International Banking reserve
The world’s banking system plays a vital role in facilitating international transactions and maintaining economic prosperity. Commercial banks, such as Citicorp, help finance trade and investment and provide loans to international borrowers. Central banks, such as the Federal Reserve, serve as a lender of last resort to commercial banks and sometimes intervene in foreign-currency markets to stabilize
currency values. Also, the International Monetary Fund (IMF) serves as a lender to nations having deficits in their balance of payments.
International reserve is any kind of reserve funds that can be passed between the central banks of different countries. International reserves are an acceptable form of payment between these banks. The reserves themselves can either be gold or else a specific currency, such as the dollar or euro.
International banking plays a vital role in world financial market to provide loan to international borrower.
Just as an individual desires to hold cash balances, national governments have a need for international reserves. The chief purpose of international reserves is to enable nations to finance disequilibrium in their balance-of-payments positions.
When a nation finds its monetary receipts falling short of its monetary payments, the deficit is settled with international reserves. Eventually, the deficit must be eliminated, because central banks tend to have limited stocks of reserves.
Demand for International Reserves dependent on:
- monetary value of international transactions
- disequilibrium that can arise in balance of payment positions
- speed and strength of balance of payments adjustment mechanisms
- institutional framework of the world economy
In theory there would be no need for international reserves with freely floating exchange rates.
The supply of international reserves
The supply of international reserves consists of owned and borrowed reserves. Among the
major sources of own reserves are (a) foreign currencies, (b) monetary gold stocks, (c) special drawing rights, and major source of Borrowed Reserves are foreign nations, foreign financial institutions ,international agencies
Special Drawing Rights ( SDR)
The liquidity and confidence problems of the gold exchange standard that resulted from reliance on the dollar and gold as international monies led in 1970 to the creation by the IMF of a new reserve asset, termed special drawing rights. The objective was to introduce into the payments mechanism a new type of international money, in addition to the dollar and gold, that could be transferred among participating
nations in settlement of payments deficits. With the IMF managing the stock of SDRs, world reserves would presumably grow in line with world commerce.
Today, the SDR has only limited use as a reserve asset, and its main function is to serve as the unit of account of the IMF and some other international organizations.

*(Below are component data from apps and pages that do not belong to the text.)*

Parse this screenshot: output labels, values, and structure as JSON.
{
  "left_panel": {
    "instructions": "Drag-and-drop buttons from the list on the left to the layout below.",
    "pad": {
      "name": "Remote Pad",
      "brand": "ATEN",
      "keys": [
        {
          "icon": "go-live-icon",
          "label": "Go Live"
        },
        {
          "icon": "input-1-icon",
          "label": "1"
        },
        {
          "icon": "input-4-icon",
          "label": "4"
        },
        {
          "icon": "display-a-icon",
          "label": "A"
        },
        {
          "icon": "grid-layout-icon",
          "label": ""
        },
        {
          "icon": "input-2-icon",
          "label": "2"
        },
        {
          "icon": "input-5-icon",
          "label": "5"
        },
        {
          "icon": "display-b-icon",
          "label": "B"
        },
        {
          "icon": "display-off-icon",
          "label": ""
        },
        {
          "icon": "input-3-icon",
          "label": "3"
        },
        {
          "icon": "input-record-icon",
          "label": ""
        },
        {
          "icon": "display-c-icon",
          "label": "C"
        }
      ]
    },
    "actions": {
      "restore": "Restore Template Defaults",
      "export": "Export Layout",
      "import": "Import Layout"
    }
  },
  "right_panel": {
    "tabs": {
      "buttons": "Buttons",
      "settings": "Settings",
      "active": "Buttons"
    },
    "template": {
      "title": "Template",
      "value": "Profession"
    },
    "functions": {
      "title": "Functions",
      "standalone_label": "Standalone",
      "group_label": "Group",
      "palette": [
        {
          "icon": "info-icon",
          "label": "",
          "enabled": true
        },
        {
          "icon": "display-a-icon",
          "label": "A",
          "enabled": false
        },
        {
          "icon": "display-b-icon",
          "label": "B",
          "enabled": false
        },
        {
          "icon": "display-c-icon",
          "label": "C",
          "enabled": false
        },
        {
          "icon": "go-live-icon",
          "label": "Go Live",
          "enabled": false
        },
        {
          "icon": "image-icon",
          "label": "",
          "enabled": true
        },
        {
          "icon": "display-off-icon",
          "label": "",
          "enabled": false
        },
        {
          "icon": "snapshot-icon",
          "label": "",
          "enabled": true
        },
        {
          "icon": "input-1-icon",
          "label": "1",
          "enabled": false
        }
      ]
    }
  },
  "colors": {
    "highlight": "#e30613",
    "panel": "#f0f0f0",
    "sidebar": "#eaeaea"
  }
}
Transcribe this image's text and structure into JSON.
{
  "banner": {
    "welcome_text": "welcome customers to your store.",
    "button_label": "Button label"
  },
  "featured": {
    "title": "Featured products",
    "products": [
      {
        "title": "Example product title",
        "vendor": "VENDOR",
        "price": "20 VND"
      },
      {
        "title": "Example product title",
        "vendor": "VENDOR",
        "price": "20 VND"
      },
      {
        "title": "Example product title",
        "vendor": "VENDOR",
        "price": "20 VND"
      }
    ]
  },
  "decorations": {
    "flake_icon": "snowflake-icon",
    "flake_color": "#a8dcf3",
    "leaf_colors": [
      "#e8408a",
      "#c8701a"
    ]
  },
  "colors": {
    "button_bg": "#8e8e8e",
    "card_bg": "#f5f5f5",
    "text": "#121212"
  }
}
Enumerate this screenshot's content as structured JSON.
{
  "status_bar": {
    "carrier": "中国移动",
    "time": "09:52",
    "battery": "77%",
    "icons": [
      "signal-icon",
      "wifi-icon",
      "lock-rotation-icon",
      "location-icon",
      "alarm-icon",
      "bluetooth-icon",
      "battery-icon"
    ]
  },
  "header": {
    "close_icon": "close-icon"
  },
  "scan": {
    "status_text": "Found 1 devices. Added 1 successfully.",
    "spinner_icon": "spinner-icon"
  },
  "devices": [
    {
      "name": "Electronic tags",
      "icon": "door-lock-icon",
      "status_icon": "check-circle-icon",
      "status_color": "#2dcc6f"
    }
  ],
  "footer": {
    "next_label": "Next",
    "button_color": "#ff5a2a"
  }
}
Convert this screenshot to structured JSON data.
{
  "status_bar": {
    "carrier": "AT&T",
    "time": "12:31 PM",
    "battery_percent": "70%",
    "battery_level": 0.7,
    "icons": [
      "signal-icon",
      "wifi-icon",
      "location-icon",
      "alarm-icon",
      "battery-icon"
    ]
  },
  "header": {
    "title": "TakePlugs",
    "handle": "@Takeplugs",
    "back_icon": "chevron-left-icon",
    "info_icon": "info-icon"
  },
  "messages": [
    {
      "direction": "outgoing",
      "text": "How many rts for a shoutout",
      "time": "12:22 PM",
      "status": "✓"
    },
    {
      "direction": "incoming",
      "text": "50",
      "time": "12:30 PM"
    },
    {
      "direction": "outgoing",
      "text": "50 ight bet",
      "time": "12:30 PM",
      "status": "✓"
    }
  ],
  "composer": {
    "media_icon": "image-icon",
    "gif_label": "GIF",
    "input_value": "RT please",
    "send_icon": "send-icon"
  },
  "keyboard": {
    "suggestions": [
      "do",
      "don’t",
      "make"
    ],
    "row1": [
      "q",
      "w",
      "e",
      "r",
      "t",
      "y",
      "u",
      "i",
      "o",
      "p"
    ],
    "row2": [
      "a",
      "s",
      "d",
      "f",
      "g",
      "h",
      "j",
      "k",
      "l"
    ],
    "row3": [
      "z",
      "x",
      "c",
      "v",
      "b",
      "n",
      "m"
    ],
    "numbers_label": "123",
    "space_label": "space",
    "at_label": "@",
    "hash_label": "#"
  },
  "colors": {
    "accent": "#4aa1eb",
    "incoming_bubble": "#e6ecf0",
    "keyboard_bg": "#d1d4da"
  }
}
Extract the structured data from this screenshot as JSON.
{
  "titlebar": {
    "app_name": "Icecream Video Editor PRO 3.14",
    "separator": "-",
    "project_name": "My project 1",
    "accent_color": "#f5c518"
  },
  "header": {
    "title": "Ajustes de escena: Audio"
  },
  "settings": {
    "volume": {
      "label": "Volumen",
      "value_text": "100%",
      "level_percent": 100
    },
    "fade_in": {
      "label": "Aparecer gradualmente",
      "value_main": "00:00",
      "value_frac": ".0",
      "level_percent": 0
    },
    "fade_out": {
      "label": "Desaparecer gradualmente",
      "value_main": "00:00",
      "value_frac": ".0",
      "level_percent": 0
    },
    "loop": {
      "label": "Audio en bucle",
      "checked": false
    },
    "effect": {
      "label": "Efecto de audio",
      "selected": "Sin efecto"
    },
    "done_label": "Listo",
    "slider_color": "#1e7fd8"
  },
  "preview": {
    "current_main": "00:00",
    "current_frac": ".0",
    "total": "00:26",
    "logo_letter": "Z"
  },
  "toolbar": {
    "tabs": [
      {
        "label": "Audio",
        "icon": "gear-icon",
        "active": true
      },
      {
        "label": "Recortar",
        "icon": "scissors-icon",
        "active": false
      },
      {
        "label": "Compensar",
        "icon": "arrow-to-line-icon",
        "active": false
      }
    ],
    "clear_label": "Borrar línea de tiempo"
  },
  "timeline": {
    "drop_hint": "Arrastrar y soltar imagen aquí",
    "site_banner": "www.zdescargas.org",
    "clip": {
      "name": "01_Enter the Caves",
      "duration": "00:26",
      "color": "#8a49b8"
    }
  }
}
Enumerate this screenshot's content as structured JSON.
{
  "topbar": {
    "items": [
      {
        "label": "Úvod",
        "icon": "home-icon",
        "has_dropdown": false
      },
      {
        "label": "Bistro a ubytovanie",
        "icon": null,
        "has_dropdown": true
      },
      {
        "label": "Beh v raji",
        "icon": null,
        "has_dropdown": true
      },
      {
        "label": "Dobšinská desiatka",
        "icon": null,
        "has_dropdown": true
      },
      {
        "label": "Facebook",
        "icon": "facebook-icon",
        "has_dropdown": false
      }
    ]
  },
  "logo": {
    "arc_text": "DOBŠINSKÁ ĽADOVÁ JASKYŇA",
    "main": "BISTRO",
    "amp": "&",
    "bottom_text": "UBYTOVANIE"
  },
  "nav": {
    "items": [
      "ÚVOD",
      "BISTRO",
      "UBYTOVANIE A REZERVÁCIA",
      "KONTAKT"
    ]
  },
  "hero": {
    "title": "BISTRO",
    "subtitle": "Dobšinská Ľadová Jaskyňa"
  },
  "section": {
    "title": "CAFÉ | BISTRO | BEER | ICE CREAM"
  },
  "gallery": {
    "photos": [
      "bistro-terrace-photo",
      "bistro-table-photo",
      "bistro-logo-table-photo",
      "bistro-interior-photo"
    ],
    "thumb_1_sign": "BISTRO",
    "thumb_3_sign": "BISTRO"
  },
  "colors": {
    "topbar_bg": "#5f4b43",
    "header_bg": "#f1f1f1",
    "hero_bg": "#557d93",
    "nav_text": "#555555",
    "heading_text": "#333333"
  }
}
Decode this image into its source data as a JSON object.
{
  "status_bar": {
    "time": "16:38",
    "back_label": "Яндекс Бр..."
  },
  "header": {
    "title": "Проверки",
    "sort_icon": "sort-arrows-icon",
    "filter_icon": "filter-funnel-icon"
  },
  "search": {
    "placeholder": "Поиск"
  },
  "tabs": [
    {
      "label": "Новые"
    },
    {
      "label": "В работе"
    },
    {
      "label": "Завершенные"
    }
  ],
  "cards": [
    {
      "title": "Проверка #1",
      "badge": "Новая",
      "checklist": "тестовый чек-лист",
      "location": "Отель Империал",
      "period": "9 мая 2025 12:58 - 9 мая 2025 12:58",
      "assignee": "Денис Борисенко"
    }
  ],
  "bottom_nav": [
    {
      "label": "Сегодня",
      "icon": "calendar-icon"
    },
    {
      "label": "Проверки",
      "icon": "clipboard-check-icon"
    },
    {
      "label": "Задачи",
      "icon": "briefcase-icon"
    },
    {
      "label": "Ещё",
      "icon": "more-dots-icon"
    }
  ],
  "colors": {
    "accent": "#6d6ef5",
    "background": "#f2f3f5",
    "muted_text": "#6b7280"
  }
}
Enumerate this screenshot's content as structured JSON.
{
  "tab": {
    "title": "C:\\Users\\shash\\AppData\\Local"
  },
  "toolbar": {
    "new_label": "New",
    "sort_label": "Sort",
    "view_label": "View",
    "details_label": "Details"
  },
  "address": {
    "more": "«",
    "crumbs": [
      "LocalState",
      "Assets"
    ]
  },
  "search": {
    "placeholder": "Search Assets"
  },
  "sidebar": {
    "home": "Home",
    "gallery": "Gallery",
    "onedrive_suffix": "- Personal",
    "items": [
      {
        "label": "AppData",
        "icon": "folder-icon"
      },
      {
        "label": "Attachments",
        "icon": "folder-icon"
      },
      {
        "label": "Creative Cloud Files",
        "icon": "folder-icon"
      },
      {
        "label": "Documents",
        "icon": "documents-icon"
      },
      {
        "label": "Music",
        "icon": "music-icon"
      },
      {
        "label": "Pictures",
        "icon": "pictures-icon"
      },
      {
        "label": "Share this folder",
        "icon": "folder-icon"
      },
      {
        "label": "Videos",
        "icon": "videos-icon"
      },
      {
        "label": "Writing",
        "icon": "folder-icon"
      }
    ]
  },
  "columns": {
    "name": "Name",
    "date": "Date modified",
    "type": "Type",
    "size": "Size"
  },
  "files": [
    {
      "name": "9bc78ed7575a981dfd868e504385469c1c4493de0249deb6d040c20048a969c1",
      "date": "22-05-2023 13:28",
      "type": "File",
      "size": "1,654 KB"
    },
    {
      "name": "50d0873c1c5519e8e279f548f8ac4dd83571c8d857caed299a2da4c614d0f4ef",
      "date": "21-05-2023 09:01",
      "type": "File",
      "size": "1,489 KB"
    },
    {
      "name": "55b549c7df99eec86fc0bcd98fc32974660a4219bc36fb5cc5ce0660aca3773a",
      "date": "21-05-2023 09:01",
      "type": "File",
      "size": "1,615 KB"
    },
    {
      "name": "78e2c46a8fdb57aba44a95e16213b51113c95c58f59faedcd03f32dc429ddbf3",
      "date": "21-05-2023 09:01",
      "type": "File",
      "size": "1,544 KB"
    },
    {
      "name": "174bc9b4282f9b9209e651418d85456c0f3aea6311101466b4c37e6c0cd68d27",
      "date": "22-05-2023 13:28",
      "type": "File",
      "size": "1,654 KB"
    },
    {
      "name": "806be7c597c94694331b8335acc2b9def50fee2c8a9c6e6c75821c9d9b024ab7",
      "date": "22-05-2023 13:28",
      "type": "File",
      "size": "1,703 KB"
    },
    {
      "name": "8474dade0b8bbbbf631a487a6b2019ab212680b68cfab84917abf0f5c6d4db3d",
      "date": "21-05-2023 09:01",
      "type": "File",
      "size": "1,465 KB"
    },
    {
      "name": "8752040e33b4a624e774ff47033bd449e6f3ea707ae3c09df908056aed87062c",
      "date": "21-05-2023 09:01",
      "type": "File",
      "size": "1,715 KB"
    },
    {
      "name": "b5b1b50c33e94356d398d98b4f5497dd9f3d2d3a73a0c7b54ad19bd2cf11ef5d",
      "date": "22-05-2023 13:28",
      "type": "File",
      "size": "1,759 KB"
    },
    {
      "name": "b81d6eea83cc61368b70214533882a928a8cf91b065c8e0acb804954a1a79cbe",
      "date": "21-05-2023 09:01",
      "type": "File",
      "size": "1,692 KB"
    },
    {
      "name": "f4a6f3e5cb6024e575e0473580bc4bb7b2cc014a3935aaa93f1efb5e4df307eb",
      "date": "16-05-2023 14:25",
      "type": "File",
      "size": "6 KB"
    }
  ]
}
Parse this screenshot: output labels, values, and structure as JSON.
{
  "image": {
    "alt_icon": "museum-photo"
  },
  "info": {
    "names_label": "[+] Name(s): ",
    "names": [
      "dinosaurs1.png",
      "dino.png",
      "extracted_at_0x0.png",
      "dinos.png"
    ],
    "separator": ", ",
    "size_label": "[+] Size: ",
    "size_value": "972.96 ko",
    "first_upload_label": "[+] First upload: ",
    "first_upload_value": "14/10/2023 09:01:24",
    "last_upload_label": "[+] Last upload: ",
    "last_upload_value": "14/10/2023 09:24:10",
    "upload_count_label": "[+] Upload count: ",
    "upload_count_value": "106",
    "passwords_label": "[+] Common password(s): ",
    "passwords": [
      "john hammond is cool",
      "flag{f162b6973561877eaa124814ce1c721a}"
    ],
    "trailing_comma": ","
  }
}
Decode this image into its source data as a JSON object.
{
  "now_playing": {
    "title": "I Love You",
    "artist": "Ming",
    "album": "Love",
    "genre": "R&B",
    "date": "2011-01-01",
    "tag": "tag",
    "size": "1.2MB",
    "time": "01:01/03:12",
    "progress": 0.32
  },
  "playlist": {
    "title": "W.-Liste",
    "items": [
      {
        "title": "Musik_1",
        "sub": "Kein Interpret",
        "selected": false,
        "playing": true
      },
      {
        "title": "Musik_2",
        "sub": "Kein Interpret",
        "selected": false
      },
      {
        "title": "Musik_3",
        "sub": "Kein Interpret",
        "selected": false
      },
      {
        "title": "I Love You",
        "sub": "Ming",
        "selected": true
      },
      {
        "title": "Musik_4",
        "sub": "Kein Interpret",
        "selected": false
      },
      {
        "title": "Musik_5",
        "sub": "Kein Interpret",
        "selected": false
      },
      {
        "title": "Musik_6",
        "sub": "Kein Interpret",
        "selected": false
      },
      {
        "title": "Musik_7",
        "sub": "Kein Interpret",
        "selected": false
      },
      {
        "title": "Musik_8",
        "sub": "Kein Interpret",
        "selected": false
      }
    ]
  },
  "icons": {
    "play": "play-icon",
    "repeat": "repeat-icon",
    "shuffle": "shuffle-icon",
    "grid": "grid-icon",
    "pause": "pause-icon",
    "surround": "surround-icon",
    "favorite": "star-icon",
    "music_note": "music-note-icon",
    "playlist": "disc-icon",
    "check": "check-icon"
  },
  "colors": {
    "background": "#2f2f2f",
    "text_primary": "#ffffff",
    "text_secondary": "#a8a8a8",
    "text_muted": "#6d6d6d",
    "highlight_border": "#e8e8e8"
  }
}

Also, some of the IMF’s member nations peg their currency values to the SDR. Rather than being an international currency, the SDR is a potential claim on the freely usable currencies of IMF members. Holders of SDRs can obtain these currencies in exchange for their SDRs.
The value of the SDR is defined as a basket of currencies that includes the U.S.dollar, Japanese yen, UK pound, and the euro. The weights of the currencies reflect the amount of exports and imports of these countries during the previous five years. As of 2009, the weights in the basket were: the U.S. dollar — 44 percent, the euro — 34 percent, the yen = 11 percent, and the pound = 11 percent. The SDR’s basket
composition is reviewed every five years to ensure that it reflects the relative importance of currencies in the world’s trading and financial systems. The latest value of the SDR can be found on the IMF’s Web site, which is updated daily.